by Rebecca Christian


Picked by CS intern: Jesse Ianniello

Dear George,

When your big brother and your little dog and I walked you up to school today, you had no idea how I was feeling.

You were so excited, you had packed and unpacked the washable markers and safety scissors in your backpack a dozen times.

I am really going to miss those lazy mornings when we waved your brother and sister off to school. I’d settle in with my coffee and newspaper, handing you the comics to color while you watched Sesame Street.

Because you are my youngest, I had learned a few things by the time you came along. I found out that the seemingly endless days of babyhood are gone like light-ning. I blinked, and your older siblings were setting off for school as eagerly as you did this morning.

I was one of the lucky ones; I could choose whether to work or not. By the time it was your turn, the glittering prizes of career advancement and a double income had lost their luster. A splash in the puddles with you in your bright red boots or “just one more” rereading of your favorite book, Frog and Toad Are Friends, meant more.
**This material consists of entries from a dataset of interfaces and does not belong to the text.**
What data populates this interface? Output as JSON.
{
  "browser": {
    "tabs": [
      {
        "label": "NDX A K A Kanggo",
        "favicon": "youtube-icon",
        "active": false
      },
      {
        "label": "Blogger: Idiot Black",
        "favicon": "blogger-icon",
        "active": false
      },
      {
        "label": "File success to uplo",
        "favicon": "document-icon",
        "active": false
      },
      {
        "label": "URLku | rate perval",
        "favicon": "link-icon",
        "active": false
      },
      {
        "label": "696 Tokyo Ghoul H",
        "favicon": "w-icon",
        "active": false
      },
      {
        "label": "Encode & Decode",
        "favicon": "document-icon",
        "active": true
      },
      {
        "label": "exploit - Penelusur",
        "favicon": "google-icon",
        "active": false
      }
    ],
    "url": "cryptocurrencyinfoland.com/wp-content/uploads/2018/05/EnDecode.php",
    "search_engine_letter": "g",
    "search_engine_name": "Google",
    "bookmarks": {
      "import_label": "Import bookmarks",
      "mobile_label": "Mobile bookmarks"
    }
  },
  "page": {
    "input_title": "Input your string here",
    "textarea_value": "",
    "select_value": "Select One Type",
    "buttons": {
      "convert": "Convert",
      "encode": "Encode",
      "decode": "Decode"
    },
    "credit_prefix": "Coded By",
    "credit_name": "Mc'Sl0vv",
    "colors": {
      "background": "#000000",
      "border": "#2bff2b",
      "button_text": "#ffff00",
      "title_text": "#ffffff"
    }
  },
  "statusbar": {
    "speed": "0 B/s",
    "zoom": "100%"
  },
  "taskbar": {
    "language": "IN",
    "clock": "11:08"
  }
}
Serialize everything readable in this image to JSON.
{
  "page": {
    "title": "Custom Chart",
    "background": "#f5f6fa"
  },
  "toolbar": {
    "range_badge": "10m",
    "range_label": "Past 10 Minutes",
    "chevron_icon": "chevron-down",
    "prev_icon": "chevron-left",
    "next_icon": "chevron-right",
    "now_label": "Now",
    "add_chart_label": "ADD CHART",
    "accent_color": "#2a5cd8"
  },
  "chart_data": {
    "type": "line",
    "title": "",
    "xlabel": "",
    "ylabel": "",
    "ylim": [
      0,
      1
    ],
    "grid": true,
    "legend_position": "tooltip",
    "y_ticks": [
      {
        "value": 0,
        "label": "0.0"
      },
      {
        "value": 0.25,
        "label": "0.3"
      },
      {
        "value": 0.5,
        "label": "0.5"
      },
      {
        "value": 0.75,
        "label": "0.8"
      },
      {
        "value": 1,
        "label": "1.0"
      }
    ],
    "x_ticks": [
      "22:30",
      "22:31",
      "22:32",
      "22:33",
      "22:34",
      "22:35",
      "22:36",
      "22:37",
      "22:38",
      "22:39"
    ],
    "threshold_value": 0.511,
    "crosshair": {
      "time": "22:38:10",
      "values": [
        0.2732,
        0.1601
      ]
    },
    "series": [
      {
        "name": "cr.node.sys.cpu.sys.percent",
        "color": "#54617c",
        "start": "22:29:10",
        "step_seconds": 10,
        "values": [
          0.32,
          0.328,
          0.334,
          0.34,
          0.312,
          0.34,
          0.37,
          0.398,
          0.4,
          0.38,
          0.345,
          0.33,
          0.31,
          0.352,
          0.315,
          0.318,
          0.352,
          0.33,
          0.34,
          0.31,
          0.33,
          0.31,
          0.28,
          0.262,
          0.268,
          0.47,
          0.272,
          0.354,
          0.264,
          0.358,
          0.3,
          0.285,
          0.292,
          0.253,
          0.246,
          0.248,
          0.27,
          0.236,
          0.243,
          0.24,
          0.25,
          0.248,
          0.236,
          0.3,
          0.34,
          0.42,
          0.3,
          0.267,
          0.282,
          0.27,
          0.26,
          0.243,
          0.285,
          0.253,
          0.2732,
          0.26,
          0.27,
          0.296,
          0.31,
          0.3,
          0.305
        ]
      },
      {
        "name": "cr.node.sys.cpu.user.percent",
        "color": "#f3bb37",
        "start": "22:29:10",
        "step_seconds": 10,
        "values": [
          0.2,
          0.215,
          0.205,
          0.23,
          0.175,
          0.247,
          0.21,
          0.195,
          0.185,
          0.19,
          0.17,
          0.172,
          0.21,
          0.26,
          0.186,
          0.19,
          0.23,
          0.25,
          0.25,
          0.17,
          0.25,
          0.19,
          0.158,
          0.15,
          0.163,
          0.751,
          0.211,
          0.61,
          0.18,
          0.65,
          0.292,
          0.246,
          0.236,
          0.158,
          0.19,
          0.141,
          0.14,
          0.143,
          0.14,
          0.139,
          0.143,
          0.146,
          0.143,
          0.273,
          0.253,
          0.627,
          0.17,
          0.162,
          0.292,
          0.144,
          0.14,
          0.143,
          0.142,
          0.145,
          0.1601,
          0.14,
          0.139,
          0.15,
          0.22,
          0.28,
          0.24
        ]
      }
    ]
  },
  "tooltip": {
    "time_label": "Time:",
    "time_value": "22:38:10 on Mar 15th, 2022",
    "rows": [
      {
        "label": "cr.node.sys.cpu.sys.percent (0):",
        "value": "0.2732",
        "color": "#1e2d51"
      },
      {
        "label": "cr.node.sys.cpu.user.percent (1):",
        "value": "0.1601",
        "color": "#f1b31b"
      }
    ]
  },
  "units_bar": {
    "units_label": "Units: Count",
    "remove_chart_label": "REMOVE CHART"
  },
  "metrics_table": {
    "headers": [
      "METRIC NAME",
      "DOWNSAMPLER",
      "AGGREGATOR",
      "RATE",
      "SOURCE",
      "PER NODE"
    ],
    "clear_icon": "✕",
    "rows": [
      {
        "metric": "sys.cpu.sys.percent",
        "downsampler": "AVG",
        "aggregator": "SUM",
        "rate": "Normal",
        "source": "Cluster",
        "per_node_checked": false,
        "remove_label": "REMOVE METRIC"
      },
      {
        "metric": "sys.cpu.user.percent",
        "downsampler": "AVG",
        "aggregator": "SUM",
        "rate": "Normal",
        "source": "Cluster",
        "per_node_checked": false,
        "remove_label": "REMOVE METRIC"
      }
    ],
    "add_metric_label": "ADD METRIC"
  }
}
You didn’t go to preschool and I’m not exactly Maria Montessori. I hope that doesn’t hold you back. You learned numbers by helping me count the soda cans we returned to the store. (You could usually charm me into letting you pick out a treat with the money we got back.)

I’m not up on the Palmer method, but you do a fine job of writing your name on the sidewalk in chalk, in capitals to make it look more important. And somehow you caught on to the nuances of language. Just the other day, you asked me why I always call you “Honey” when we’re reading stories and “Bud” when you’re helping with chores. My explanation of the difference between a cud-dly mood and a matey one seemed to satisfy you.

I have to admit that in my mind’s eye, an image of myself while you’re in school has developed. I see myself updating all the photo albums and starting that novel I always wanted to write. As the summer wound down and more frequent quarrels erupted between you and your siblings, I was looking forward to today.

And then this morning, I walked you up the steep hill to your classroom with a picture of the president on one wall and of Bambi on the opposite. You found the coat hook with your name above it right away, and you gave me one of your characteristically fierce, too-tight hugs. This time you were ready to let go before I was.

Maybe someday you will deliver a kindergartner with your own wide-set eyes and sudden grin to the first day of school. When you turn at the door to wave good-bye, he or she will be too deep in conversation with a new friend to notice. Even as you smile, you’ll feel something warm on your cheek . . .

And then, you’ll know.

Love, Mom

Rebecca Christian